● **WHAT THE TASK ASKS**: Could you set down every entry below exactly as it is?
(Beginning of RECORDS SUPPLIED)
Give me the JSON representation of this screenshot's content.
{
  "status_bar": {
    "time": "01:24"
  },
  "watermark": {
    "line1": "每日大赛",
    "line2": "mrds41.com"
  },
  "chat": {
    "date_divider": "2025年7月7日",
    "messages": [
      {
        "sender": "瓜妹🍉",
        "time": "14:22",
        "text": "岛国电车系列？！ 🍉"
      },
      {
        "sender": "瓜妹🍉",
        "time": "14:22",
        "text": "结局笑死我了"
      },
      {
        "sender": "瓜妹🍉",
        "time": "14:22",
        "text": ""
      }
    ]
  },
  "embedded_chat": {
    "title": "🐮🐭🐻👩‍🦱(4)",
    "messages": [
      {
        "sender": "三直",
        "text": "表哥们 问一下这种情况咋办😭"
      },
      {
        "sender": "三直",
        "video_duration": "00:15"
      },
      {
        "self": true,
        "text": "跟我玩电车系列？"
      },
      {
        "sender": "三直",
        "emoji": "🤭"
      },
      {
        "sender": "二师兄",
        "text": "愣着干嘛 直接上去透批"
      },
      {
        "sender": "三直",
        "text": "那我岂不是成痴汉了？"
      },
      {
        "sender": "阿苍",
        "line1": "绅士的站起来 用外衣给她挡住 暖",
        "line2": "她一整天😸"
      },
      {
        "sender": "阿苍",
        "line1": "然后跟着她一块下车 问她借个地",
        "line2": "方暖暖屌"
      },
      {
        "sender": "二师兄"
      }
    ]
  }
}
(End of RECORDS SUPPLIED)
● **EXERCISE SOLUTION**:
Give me the JSON representation of this screenshot's content.
{
  "status_bar": {
    "time": "01:24"
  },
  "watermark": {
    "line1": "每日大赛",
    "line2": "mrds41.com"
  },
  "chat": {
    "date_divider": "2025年7月7日",
    "messages": [
      {
        "sender": "瓜妹🍉",
        "time": "14:22",
        "text": "岛国电车系列？！ 🍉"
      },
      {
        "sender": "瓜妹🍉",
        "time": "14:22",
        "text": "结局笑死我了"
      },
      {
        "sender": "瓜妹🍉",
        "time": "14:22",
        "text": ""
      }
    ]
  },
  "embedded_chat": {
    "title": "🐮🐭🐻👩‍🦱(4)",
    "messages": [
      {
        "sender": "三直",
        "text": "表哥们 问一下这种情况咋办😭"
      },
      {
        "sender": "三直",
        "video_duration": "00:15"
      },
      {
        "self": true,
        "text": "跟我玩电车系列？"
      },
      {
        "sender": "三直",
        "emoji": "🤭"
      },
      {
        "sender": "二师兄",
        "text": "愣着干嘛 直接上去透批"
      },
      {
        "sender": "三直",
        "text": "那我岂不是成痴汉了？"
      },
      {
        "sender": "阿苍",
        "line1": "绅士的站起来 用外衣给她挡住 暖",
        "line2": "她一整天😸"
      },
      {
        "sender": "阿苍",
        "line1": "然后跟着她一块下车 问她借个地",
        "line2": "方暖暖屌"
      },
      {
        "sender": "二师兄"
      }
    ]
  }
}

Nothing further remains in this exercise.